My software of choice for a character like this is usually a combination of Photoshop and Substance Painter.
I’ll start in Photoshop and try my best to block in all the colors and gradients.
At this point, you try to work in grayscale until all the values are good and then you can overlay a base color on top of that to have as a solid base for your diffuse.
You can save that map and use it as a base layer in Substance Painter to drive the rest of your diffuse.
Sometimes you’ll have to keep going back and forth between Photoshop and SP to get the perfect look.
In the case of this Ninja Raccoon, I had blocked in all the colors and noticed that the overall look was feeling very unsaturated, and being such a stylized character it desperately needed more visual “pop”.
When you have a solid base color and everything seems to be working, you can start going in and adding more detail like dirt, smudges, cavity darkening, edge damage etc…
TIP: Something to keep in mind when texturing a stylized character such as this, is that just like in the sculpting phase, you want to try to find the sweet spot for details.

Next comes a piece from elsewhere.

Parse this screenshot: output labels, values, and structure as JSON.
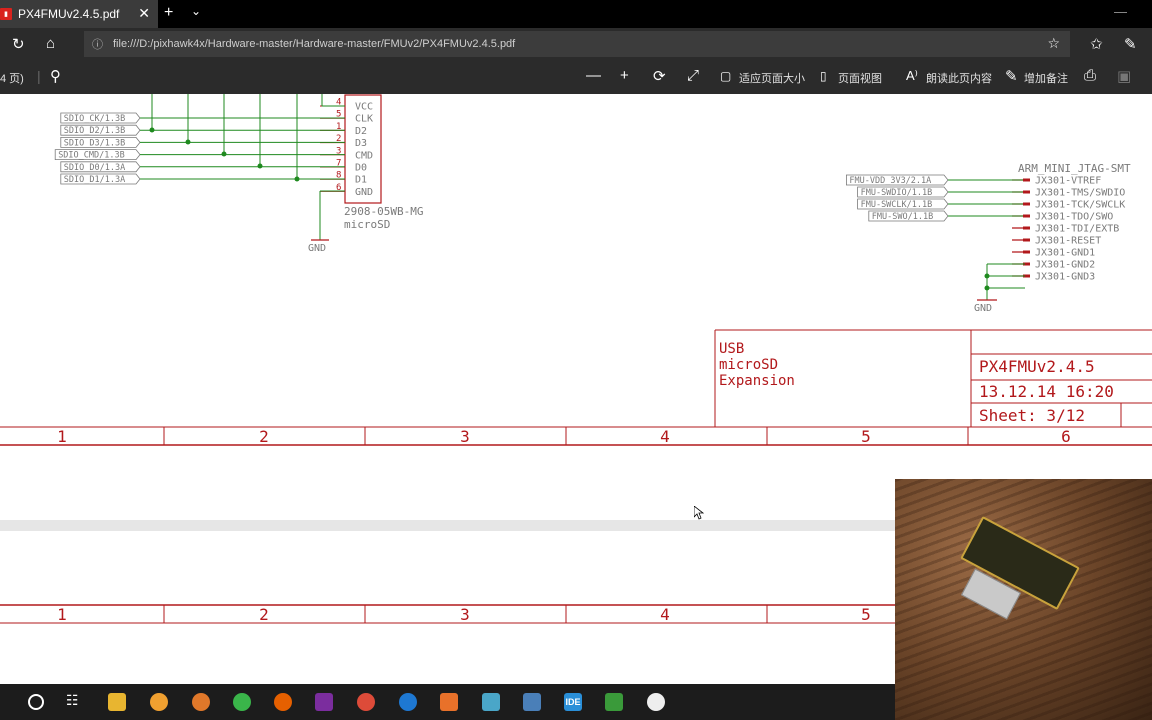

You don’t want to overdue anything but you need to find a good balance where it doesn’t also look unfinished.
Once you start digging deeper into the texturing you should consider starting the process of setting up your lighting scene in Marmoset.
That way you can gradually build up the look of your character until you get the result you want for the lighting conditions you’ve created.

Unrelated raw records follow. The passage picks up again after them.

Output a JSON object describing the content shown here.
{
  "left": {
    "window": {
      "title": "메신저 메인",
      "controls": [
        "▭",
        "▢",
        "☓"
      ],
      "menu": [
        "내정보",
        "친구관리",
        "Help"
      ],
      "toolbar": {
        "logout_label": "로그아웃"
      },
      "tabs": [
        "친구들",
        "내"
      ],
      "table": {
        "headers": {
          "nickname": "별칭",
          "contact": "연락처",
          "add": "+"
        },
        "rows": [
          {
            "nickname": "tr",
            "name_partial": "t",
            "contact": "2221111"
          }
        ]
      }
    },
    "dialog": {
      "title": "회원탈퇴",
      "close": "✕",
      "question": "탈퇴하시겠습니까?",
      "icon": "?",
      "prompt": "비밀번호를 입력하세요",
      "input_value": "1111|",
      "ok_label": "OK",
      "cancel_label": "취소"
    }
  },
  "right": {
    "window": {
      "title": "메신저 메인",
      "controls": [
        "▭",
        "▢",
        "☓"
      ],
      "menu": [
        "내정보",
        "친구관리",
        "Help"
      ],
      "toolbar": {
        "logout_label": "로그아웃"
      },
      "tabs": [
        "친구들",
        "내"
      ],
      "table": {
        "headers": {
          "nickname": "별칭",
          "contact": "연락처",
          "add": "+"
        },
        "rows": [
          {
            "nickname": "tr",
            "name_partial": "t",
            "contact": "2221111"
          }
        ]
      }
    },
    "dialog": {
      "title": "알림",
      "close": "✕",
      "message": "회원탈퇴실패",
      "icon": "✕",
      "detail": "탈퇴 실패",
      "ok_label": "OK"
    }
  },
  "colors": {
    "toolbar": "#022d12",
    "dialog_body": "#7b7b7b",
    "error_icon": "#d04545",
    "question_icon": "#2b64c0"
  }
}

All you do is export your textures from SP and map them to shaders in Marmoset and then assign them to the appropriate meshes. Then every time you export your textures, it will auto update your maps within Marmoset.
My approach for lighting my scene will always change depending on the character but it’s pretty straight forward most of the time.

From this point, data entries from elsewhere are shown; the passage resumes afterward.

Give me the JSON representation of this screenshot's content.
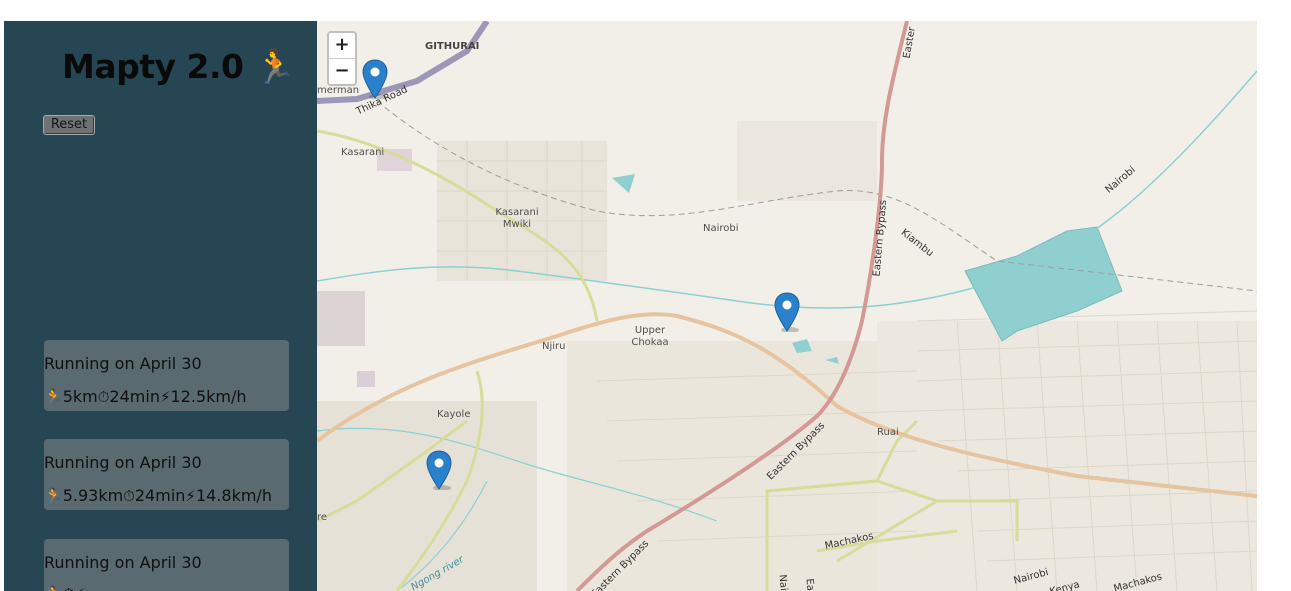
{
  "app": {
    "title": "Mapty 2.0 🏃",
    "reset_label": "Reset"
  },
  "workouts": [
    {
      "title": "Running on April 30",
      "icon": "🏃",
      "distance": "5km",
      "clock": "⏱",
      "duration": "24min",
      "bolt": "⚡",
      "speed": "12.5km/h"
    },
    {
      "title": "Running on April 30",
      "icon": "🏃",
      "distance": "5.93km",
      "clock": "⏱",
      "duration": "24min",
      "bolt": "⚡",
      "speed": "14.8km/h"
    },
    {
      "title": "Running on April 30",
      "icon": "🏃",
      "distance": "",
      "clock": "⏱",
      "duration": "",
      "bolt": "⚡",
      "speed": ""
    }
  ],
  "map": {
    "zoom_in": "+",
    "zoom_out": "−",
    "places": [
      "GITHURAI",
      "Kasarani",
      "Kasarani Mwiki",
      "Nairobi",
      "Njiru",
      "Upper Chokaa",
      "Kayole",
      "Ruai",
      "Machakos",
      "Kiambu",
      "Nairobi",
      "merman",
      "re"
    ],
    "roads": [
      "Thika Road",
      "Eastern Bypass",
      "Eastern Bypass",
      "Eastern Bypass",
      "Easter",
      "Nairobi",
      "Kenya",
      "Machakos",
      "Nairo",
      "East"
    ],
    "rivers": [
      "Ngong river"
    ],
    "colors": {
      "sidebar": "#264653",
      "card": "#5a6a71",
      "marker": "#2a81cb",
      "trunk": "#d49995",
      "primary": "#e6c3a1",
      "secondary": "#d6dd9a",
      "water": "#8fcfd0"
    }
  }
}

I tend to stick to a basic 3-point light setup.
One being your main light and the others being your fill light and rim light.
You can always add more lights to accentuate a certain portion of the character.
For this specific project, I’ve included an alpha attached to one of the fill lights to cut out a portion of the light source.
I attached a generic tree alpha to it and tiled it just in the right spot to give the illusion that he was in a forest and there was some subtle lighting obstructions. I tend to do that with a lot of characters to really make it feel more grounded in reality.
At this point, your textures should be finalized and you should be ready to show off all the hard work you put into the project.
The overall quality of a character can suffer greatly if its not presented appropriately.
Breakdowns will help achieve that goal and will allow your audience to see the work involved.
Any information that can be shared with the community will never go unnoticed and will always be appreciated.
There are a few specific elements you should included for game characters such as this Raccoon. You want to show off the topology, texture maps, final sculpt turnarounds and basically any other portion of the character you can.
Anything to show that it would make for a proper functional character will always add to the overall presentation.
You can include as many as you want as long as they highlight important aspects of the creation process.
Making a stylized character can look simple enough but once you really get your hands dirty you’ll soon come to realize there are just as many “rules” to keep in mind as a realistic character.
Form, silhouette, cleanliness and overall appeal are key to nailing a stylized look.
You’ll need a ton of patience and always make sure to keep in mind that there is no need to rush through a project. TAKE YOUR TIME. This will only make your work better.
I hope this proves to be useful in terms of what to keep in mind while making a character such as this. The philosophy behind the creation process is important and should not be overlooked.
Some people are very technically gifted but lack much of the knowledge necessary to make an appealing character.
It doesn’t always just come from how many programs you know and tutorials you’ve watched but instead comes from always having an open mind and keeping your workflow as fluid as possible.
Always adapt if there is room to grow and try to learn through every experience if possible. This will, in turn, make you a better artist.
Thanks for reading and good luck!!